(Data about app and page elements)
====

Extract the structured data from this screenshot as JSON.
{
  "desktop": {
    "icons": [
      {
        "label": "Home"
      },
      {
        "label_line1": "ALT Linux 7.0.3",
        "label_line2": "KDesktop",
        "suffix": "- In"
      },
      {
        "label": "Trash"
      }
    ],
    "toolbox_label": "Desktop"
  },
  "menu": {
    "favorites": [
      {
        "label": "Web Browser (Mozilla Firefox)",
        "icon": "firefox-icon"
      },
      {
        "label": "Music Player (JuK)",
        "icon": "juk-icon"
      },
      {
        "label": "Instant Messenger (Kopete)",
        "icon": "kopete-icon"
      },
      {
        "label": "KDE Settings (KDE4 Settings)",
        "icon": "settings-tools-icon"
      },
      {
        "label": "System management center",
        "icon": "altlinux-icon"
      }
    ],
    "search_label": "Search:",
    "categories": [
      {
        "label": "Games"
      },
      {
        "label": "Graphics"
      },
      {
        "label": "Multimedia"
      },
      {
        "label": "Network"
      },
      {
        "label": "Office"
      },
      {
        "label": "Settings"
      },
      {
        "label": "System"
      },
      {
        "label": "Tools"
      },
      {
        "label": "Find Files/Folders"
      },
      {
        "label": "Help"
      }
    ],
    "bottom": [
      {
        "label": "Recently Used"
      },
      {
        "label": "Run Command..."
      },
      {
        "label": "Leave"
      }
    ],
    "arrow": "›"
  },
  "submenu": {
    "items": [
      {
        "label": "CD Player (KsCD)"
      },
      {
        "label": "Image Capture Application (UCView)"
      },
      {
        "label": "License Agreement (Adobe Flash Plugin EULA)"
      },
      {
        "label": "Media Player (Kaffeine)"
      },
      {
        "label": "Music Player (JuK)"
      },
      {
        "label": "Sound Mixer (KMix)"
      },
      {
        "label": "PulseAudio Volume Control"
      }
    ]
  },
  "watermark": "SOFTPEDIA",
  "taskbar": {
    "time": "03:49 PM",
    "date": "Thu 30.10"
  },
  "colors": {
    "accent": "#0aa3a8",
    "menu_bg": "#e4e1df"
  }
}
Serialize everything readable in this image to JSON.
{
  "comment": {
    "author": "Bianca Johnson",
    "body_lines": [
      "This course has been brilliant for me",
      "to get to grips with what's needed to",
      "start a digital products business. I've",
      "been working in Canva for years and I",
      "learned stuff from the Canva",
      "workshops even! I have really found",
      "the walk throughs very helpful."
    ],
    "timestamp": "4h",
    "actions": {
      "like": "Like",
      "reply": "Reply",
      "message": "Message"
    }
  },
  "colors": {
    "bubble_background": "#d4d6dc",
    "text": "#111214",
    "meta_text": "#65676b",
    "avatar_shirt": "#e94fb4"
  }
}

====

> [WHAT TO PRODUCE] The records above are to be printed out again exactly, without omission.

> [YOUR SOLUTION]
Extract the structured data from this screenshot as JSON.
{
  "desktop": {
    "icons": [
      {
        "label": "Home"
      },
      {
        "label_line1": "ALT Linux 7.0.3",
        "label_line2": "KDesktop",
        "suffix": "- In"
      },
      {
        "label": "Trash"
      }
    ],
    "toolbox_label": "Desktop"
  },
  "menu": {
    "favorites": [
      {
        "label": "Web Browser (Mozilla Firefox)",
        "icon": "firefox-icon"
      },
      {
        "label": "Music Player (JuK)",
        "icon": "juk-icon"
      },
      {
        "label": "Instant Messenger (Kopete)",
        "icon": "kopete-icon"
      },
      {
        "label": "KDE Settings (KDE4 Settings)",
        "icon": "settings-tools-icon"
      },
      {
        "label": "System management center",
        "icon": "altlinux-icon"
      }
    ],
    "search_label": "Search:",
    "categories": [
      {
        "label": "Games"
      },
      {
        "label": "Graphics"
      },
      {
        "label": "Multimedia"
      },
      {
        "label": "Network"
      },
      {
        "label": "Office"
      },
      {
        "label": "Settings"
      },
      {
        "label": "System"
      },
      {
        "label": "Tools"
      },
      {
        "label": "Find Files/Folders"
      },
      {
        "label": "Help"
      }
    ],
    "bottom": [
      {
        "label": "Recently Used"
      },
      {
        "label": "Run Command..."
      },
      {
        "label": "Leave"
      }
    ],
    "arrow": "›"
  },
  "submenu": {
    "items": [
      {
        "label": "CD Player (KsCD)"
      },
      {
        "label": "Image Capture Application (UCView)"
      },
      {
        "label": "License Agreement (Adobe Flash Plugin EULA)"
      },
      {
        "label": "Media Player (Kaffeine)"
      },
      {
        "label": "Music Player (JuK)"
      },
      {
        "label": "Sound Mixer (KMix)"
      },
      {
        "label": "PulseAudio Volume Control"
      }
    ]
  },
  "watermark": "SOFTPEDIA",
  "taskbar": {
    "time": "03:49 PM",
    "date": "Thu 30.10"
  },
  "colors": {
    "accent": "#0aa3a8",
    "menu_bg": "#e4e1df"
  }
}
Serialize everything readable in this image to JSON.
{
  "comment": {
    "author": "Bianca Johnson",
    "body_lines": [
      "This course has been brilliant for me",
      "to get to grips with what's needed to",
      "start a digital products business. I've",
      "been working in Canva for years and I",
      "learned stuff from the Canva",
      "workshops even! I have really found",
      "the walk throughs very helpful."
    ],
    "timestamp": "4h",
    "actions": {
      "like": "Like",
      "reply": "Reply",
      "message": "Message"
    }
  },
  "colors": {
    "bubble_background": "#d4d6dc",
    "text": "#111214",
    "meta_text": "#65676b",
    "avatar_shirt": "#e94fb4"
  }
}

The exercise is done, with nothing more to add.